- [Task objective]: Drop every picture and give the entries back exactly.

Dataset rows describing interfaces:
........

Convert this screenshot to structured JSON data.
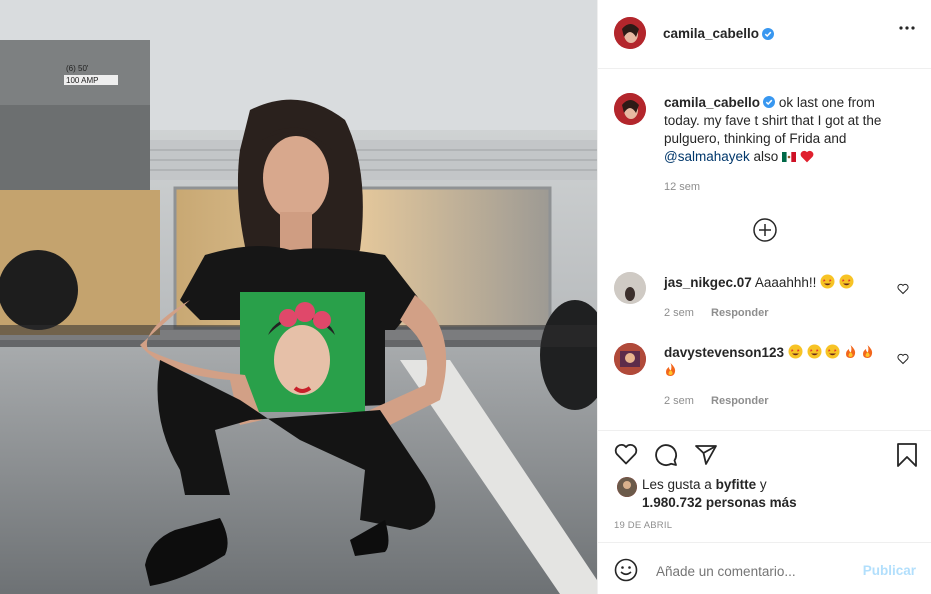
{
  "post": {
    "author": "camila_cabello",
    "caption_line1": "ok last one from",
    "caption_line2": "today. my fave t shirt that I got at the",
    "caption_line3": "pulguero, thinking of Frida and",
    "caption_mention": "@salmahayek",
    "caption_tail": "also",
    "caption_time": "12 sem",
    "date": "19 DE ABRIL"
  },
  "photo_texts": {
    "panel_label1": "(6) 50'",
    "panel_label2": "100 AMP"
  },
  "comments": [
    {
      "user": "jas_nikgec.07",
      "text": "Aaaahhh!!",
      "time": "2 sem",
      "reply": "Responder"
    },
    {
      "user": "davystevenson123",
      "time": "2 sem",
      "reply": "Responder"
    }
  ],
  "likes": {
    "line1_prefix": "Les gusta a",
    "line1_user": "byfitte",
    "line1_suffix": "y",
    "line2_count": "1.980.732",
    "line2_suffix": "personas más"
  },
  "composer": {
    "placeholder": "Añade un comentario...",
    "publish": "Publicar"
  },
  "colors": {
    "accent": "#0095f6",
    "verified": "#3897f0",
    "muted": "#8e8e8e",
    "publish_disabled": "#b2dffc"
  }
}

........

- [Written reply]:
Convert this screenshot to structured JSON data.
{
  "post": {
    "author": "camila_cabello",
    "caption_line1": "ok last one from",
    "caption_line2": "today. my fave t shirt that I got at the",
    "caption_line3": "pulguero, thinking of Frida and",
    "caption_mention": "@salmahayek",
    "caption_tail": "also",
    "caption_time": "12 sem",
    "date": "19 DE ABRIL"
  },
  "photo_texts": {
    "panel_label1": "(6) 50'",
    "panel_label2": "100 AMP"
  },
  "comments": [
    {
      "user": "jas_nikgec.07",
      "text": "Aaaahhh!!",
      "time": "2 sem",
      "reply": "Responder"
    },
    {
      "user": "davystevenson123",
      "time": "2 sem",
      "reply": "Responder"
    }
  ],
  "likes": {
    "line1_prefix": "Les gusta a",
    "line1_user": "byfitte",
    "line1_suffix": "y",
    "line2_count": "1.980.732",
    "line2_suffix": "personas más"
  },
  "composer": {
    "placeholder": "Añade un comentario...",
    "publish": "Publicar"
  },
  "colors": {
    "accent": "#0095f6",
    "verified": "#3897f0",
    "muted": "#8e8e8e",
    "publish_disabled": "#b2dffc"
  }
}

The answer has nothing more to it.